Since late summer, shoppers and merchants alike along Eglinton Avenue West have been able to sigh in relief as many telltale signs of the Eglinton Crosstown’s construction — vehicles, lane closures, detours, concrete dust, temporary fencing — have faded into the distance and street parking has returned.
It’s a temporary lull, with work scheduled to resume sometime next year, but Metrolinx, the provincial government agency arranging the work, has been less than ideal in communicating its schedule, Eglinton Way BIA chair Maureen Sirois says. And it’s aggravating many of the small business owners along the street.
“Nothing happens quickly with Metrolinx,” Sirois says. “They don’t give us target dates, they don’t give us construction dates, we don’t know anything about their timelines, and they don’t keep us informed.”

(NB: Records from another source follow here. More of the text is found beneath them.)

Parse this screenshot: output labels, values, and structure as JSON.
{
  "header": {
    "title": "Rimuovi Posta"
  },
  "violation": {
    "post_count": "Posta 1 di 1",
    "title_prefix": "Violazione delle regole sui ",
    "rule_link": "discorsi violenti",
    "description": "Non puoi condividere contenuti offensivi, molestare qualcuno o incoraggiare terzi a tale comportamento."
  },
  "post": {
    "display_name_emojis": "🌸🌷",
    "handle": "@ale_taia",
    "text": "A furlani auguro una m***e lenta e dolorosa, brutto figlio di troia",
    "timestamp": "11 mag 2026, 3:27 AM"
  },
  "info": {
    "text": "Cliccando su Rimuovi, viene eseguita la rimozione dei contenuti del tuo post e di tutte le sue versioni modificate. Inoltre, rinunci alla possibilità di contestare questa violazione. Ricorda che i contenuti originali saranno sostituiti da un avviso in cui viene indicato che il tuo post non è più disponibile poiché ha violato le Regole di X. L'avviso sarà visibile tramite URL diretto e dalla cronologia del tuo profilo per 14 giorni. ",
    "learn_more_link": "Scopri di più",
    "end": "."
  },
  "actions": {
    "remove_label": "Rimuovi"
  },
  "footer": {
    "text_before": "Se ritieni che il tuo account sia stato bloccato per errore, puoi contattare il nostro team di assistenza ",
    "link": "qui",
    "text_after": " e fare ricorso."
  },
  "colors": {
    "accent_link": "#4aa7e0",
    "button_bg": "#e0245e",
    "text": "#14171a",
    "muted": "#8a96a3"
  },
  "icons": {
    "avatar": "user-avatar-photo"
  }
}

Metrolinx has been working on building the Crosstown since summer 2013. The project’s boring machines originally began at Yonge, tunneled west until they reached Allen Road in April, and have been making their way back to Yonge since June.
Meanwhile, the surface work that midtown residents are familiar with has involved constructing the headwalls of future stations — underground support structures at the east and west ends that must be installed before the tunnel boring machines can arrive. Once the boring machines finish their current digging in 2016, further work on the stations can begin.

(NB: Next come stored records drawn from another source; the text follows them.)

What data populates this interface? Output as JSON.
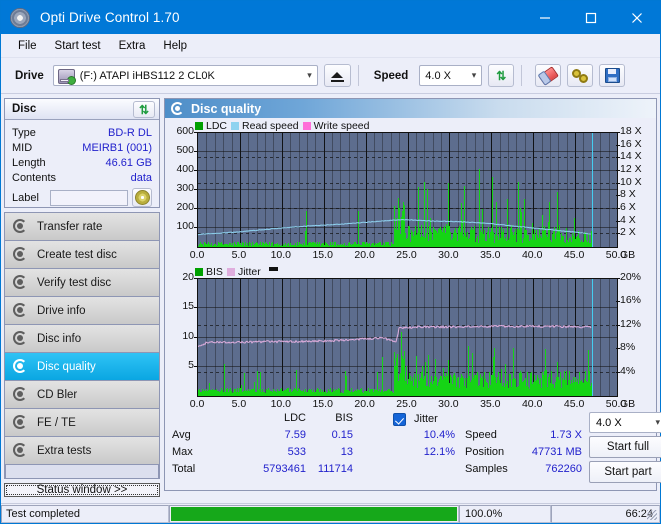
{
  "window": {
    "title": "Opti Drive Control 1.70",
    "icon": "disc-icon",
    "minimize": "—",
    "maximize": "□",
    "close": "✕"
  },
  "menu": [
    {
      "label": "File"
    },
    {
      "label": "Start test"
    },
    {
      "label": "Extra"
    },
    {
      "label": "Help"
    }
  ],
  "toolbar": {
    "drive_label": "Drive",
    "drive_value": "(F:)  ATAPI iHBS112  2 CL0K",
    "eject_icon": "eject-icon",
    "speed_label": "Speed",
    "speed_value": "4.0 X",
    "refresh_icon": "refresh-icon",
    "eraser_icon": "eraser-icon",
    "gears_icon": "gears-icon",
    "save_icon": "floppy-save-icon"
  },
  "disc_panel": {
    "title": "Disc",
    "refresh_icon": "refresh-icon",
    "rows": [
      {
        "key": "Type",
        "value": "BD-R DL"
      },
      {
        "key": "MID",
        "value": "MEIRB1 (001)"
      },
      {
        "key": "Length",
        "value": "46.61 GB"
      },
      {
        "key": "Contents",
        "value": "data"
      }
    ],
    "label_key": "Label",
    "label_value": "",
    "label_placeholder": "",
    "cd_icon": "cd-disc-icon"
  },
  "nav": {
    "items": [
      {
        "label": "Transfer rate",
        "selected": false
      },
      {
        "label": "Create test disc",
        "selected": false
      },
      {
        "label": "Verify test disc",
        "selected": false
      },
      {
        "label": "Drive info",
        "selected": false
      },
      {
        "label": "Disc info",
        "selected": false
      },
      {
        "label": "Disc quality",
        "selected": true
      },
      {
        "label": "CD Bler",
        "selected": false
      },
      {
        "label": "FE / TE",
        "selected": false
      },
      {
        "label": "Extra tests",
        "selected": false
      }
    ],
    "status_button": "Status window >>"
  },
  "content": {
    "header_title": "Disc quality",
    "header_icon": "disc-quality-icon"
  },
  "chart_data": [
    {
      "type": "bar",
      "id": "ldc-chart",
      "title": "",
      "legend": [
        {
          "label": "LDC",
          "color": "#00a000"
        },
        {
          "label": "Read speed",
          "color": "#8fd3f0"
        },
        {
          "label": "Write speed",
          "color": "#ff6fd8"
        }
      ],
      "legend_position": "top-left",
      "xlabel": "GB",
      "ylabel": "",
      "y2label": "X",
      "xlim": [
        0,
        50
      ],
      "ylim": [
        0,
        600
      ],
      "y2lim": [
        0,
        18
      ],
      "xticks": [
        "0.0",
        "5.0",
        "10.0",
        "15.0",
        "20.0",
        "25.0",
        "30.0",
        "35.0",
        "40.0",
        "45.0",
        "50.0"
      ],
      "yticks": [
        100,
        200,
        300,
        400,
        500,
        600
      ],
      "y2ticks": [
        "2 X",
        "4 X",
        "6 X",
        "8 X",
        "10 X",
        "12 X",
        "14 X",
        "16 X",
        "18 X"
      ],
      "grid": true,
      "cursor_x": 47.0,
      "series": [
        {
          "name": "LDC",
          "type": "bar",
          "color": "#15d415",
          "x_range": [
            0,
            47
          ],
          "typical": 7.59,
          "max": 533,
          "note": "dense green error spikes across 0-47 GB, baseline ~5-40, frequent spikes 100-350, cluster of tall spikes 23.5-24.5 GB reaching 533"
        },
        {
          "name": "Read speed",
          "type": "line",
          "color": "#8fd3f0",
          "axis": "y2",
          "points": [
            [
              0,
              2.0
            ],
            [
              5,
              2.4
            ],
            [
              10,
              3.0
            ],
            [
              13,
              3.3
            ],
            [
              17,
              3.6
            ],
            [
              20,
              3.9
            ],
            [
              23,
              4.2
            ],
            [
              24,
              4.3
            ],
            [
              25,
              4.3
            ],
            [
              28,
              4.1
            ],
            [
              31,
              4.0
            ],
            [
              34,
              3.8
            ],
            [
              37,
              3.4
            ],
            [
              40,
              3.0
            ],
            [
              43,
              2.6
            ],
            [
              46,
              2.2
            ],
            [
              47,
              2.0
            ]
          ]
        },
        {
          "name": "Write speed",
          "type": "line",
          "color": "#ff6fd8",
          "axis": "y2",
          "points": []
        }
      ]
    },
    {
      "type": "bar",
      "id": "bis-chart",
      "title": "",
      "legend": [
        {
          "label": "BIS",
          "color": "#00a000"
        },
        {
          "label": "Jitter",
          "color": "#e0aede"
        }
      ],
      "legend_position": "top-left",
      "xlabel": "GB",
      "ylabel": "",
      "y2label": "%",
      "xlim": [
        0,
        50
      ],
      "ylim": [
        0,
        20
      ],
      "y2lim": [
        0,
        20
      ],
      "xticks": [
        "0.0",
        "5.0",
        "10.0",
        "15.0",
        "20.0",
        "25.0",
        "30.0",
        "35.0",
        "40.0",
        "45.0",
        "50.0"
      ],
      "yticks": [
        5,
        10,
        15,
        20
      ],
      "y2ticks": [
        "4%",
        "8%",
        "12%",
        "16%",
        "20%"
      ],
      "grid": true,
      "cursor_x": 47.0,
      "series": [
        {
          "name": "BIS",
          "type": "bar",
          "color": "#15d415",
          "x_range": [
            0,
            47
          ],
          "typical": 0.15,
          "max": 13,
          "note": "low green bars mostly under 1 for 0-23 GB, rising to 2-8 after 24 GB with occasional spikes to 13"
        },
        {
          "name": "Jitter",
          "type": "line",
          "color": "#e0aede",
          "axis": "y2",
          "points": [
            [
              0,
              8.4
            ],
            [
              1,
              9.1
            ],
            [
              3,
              9.2
            ],
            [
              6,
              9.2
            ],
            [
              9,
              9.3
            ],
            [
              12,
              9.3
            ],
            [
              15,
              9.4
            ],
            [
              18,
              9.6
            ],
            [
              20,
              9.8
            ],
            [
              22,
              9.9
            ],
            [
              23,
              9.6
            ],
            [
              23.6,
              9.0
            ],
            [
              24,
              11.6
            ],
            [
              26,
              11.8
            ],
            [
              30,
              11.8
            ],
            [
              34,
              11.9
            ],
            [
              38,
              11.9
            ],
            [
              42,
              11.9
            ],
            [
              46,
              11.8
            ],
            [
              47,
              11.8
            ]
          ]
        }
      ]
    }
  ],
  "stats": {
    "col_headers": [
      "LDC",
      "BIS"
    ],
    "rows": [
      {
        "label": "Avg",
        "ldc": "7.59",
        "bis": "0.15"
      },
      {
        "label": "Max",
        "ldc": "533",
        "bis": "13"
      },
      {
        "label": "Total",
        "ldc": "5793461",
        "bis": "111714"
      }
    ],
    "jitter": {
      "checkbox_checked": true,
      "label": "Jitter",
      "avg": "10.4%",
      "max": "12.1%"
    },
    "right": [
      {
        "label": "Speed",
        "value": "1.73 X"
      },
      {
        "label": "Position",
        "value": "47731 MB"
      },
      {
        "label": "Samples",
        "value": "762260"
      }
    ],
    "speed_select": "4.0 X",
    "start_full": "Start full",
    "start_part": "Start part"
  },
  "statusbar": {
    "message": "Test completed",
    "progress_percent": "100.0%",
    "progress_value": 100,
    "elapsed": "66:24"
  }
}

It’s a complicated project with a lot of moving gears, Metrolinx spokesperson Jamie Robinson says, and while he acknowledges that there is ‘room for improvement” in the communication process between Metrolinx and the businesses along Eglinton Avenue West, Robinson also says that the agency does its best to support business owners affected by the construction, including by distributing its construction schedule to affected parties whenever it has a firm timeline in place.
“[Contractors] do the work at a fixed price… and they’ve got an end date,” Robinson says. “How they manage within that is entirely up to them. That’s the nature of the work that gets done.”
Usually the contractors provide Metrolinx with the appropriate information in a timely manner, Robinson says, and the agency distributes it, with the goal of informing affected residents and business owners at least two weeks in advance.
“But there have been a couple of instances where some unanticipated impacts will come up late in the game,” he says.
The problem with Metrolinx’s small business support system is that it isn’t in sync with the realities of running one, Sirois says. For example, one business owner had trucks in front of his store for six days in a row, she says, and it took Metrolinx two weeks to investigate the problem.
“They said, ‘Well, the construction’s only going to be there for two or three weeks,’” she says. “Holy cow – two or three weeks! That’s a lifetime to a storekeeper.”
Ward 22 Councillor Josh Matlow, who has engaged with both sides, says that while Metrolinx does make an effort to share information, and that agency representatives have attended every meeting he’s invited them to, many, many small business owners have told him that the organization does not share its information in a timely or detailed enough manner.
“So many small business owners had to make a lot of sacrifices while this important transit project has been built,” Matlow says. “At the very least, they deserve timely information so they can make proactive decisions.”